(Alexandra Newbould/Canadian Press)
In this artist’s sketch, Nathaniel Veltman makes a video court appearance in London, Ont., on June 10, as Justice of the Peace Robert Seneshen (top left) and lawyer Alayna Jay look on.
Terror charges laid against man accused in London attack against Muslim family

Liam Casey Canadian Press A vehicle attack against a Muslim family in… Continue reading

Dr. Michael Patterson, Nunavut’s chief public health officer, poses for a portrait in the boardroom outside his office in Iqaluit, Nunavut, on Sept. 30, 2020. (Emma Tranter/Canadian Press)
Two cases of COVID-19 at Iqaluit school, 9 active in Nunavut

Nunavut’s chief public health officer says two COVID-19 cases at Iqaluit’s middle… Continue reading

The Village of Carmacks has received federal funding for an updated asset management plan. (Crystal Schick/Yukon News file)
Federal funding coming to Carmacks

The program is aimed at helping municipalities improve planning and decision-making around infrastructure

Paddlers start their 715 kilometre paddling journey from Rotary Park in Whitehorse on June 26, 2019. The 2021 Yukon River Quest will have a different look. (Crystal Schick/Yukon News file)
The 22nd annual Yukon River Quest moves closer to start date

Although the race will be modified in 2021, a field of 48 teams are prepared to take the 715 kilometre journey from Whitehorse to Dawson City on the Yukon River

Whitehorse City Hall (Yukon News file)
City news, briefly

A look at issues discussed by Whitehorse city council at its June 7 meeting

Letters to the editor.
This week’s mailbox: the impact of residential schools, Whitehorse Connects, wildfires

Dear Editor; Anguish – extreme pain, distress or anxiety. Justice – the… Continue reading

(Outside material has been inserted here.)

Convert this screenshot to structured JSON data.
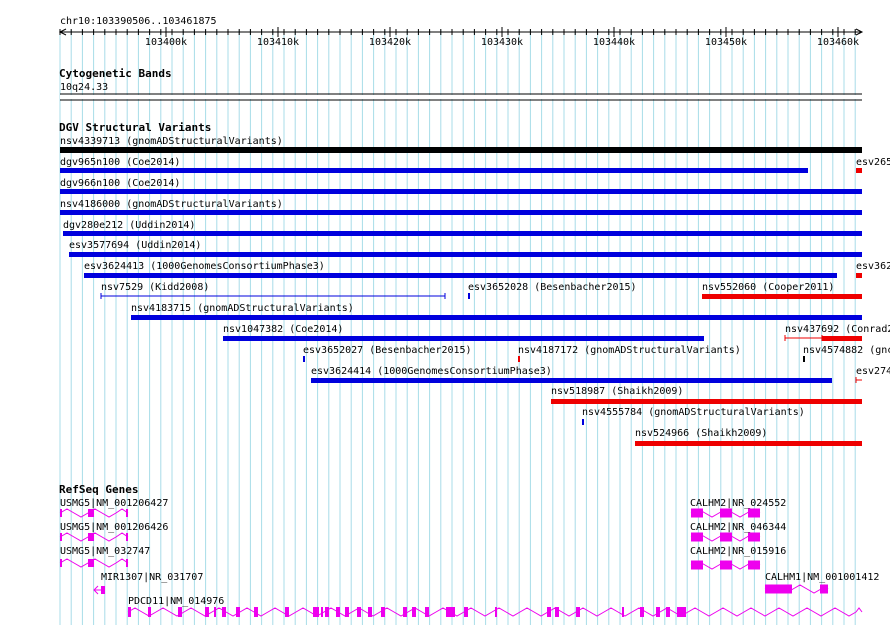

PROOF CEO Ben Sanders is seen with the PROOF team in Whitehorse. (Submitted)
Proof and Yukon Soaps listed as semifinalists for national award

The two companies were shortlisted from more than 400 nominated

Most Read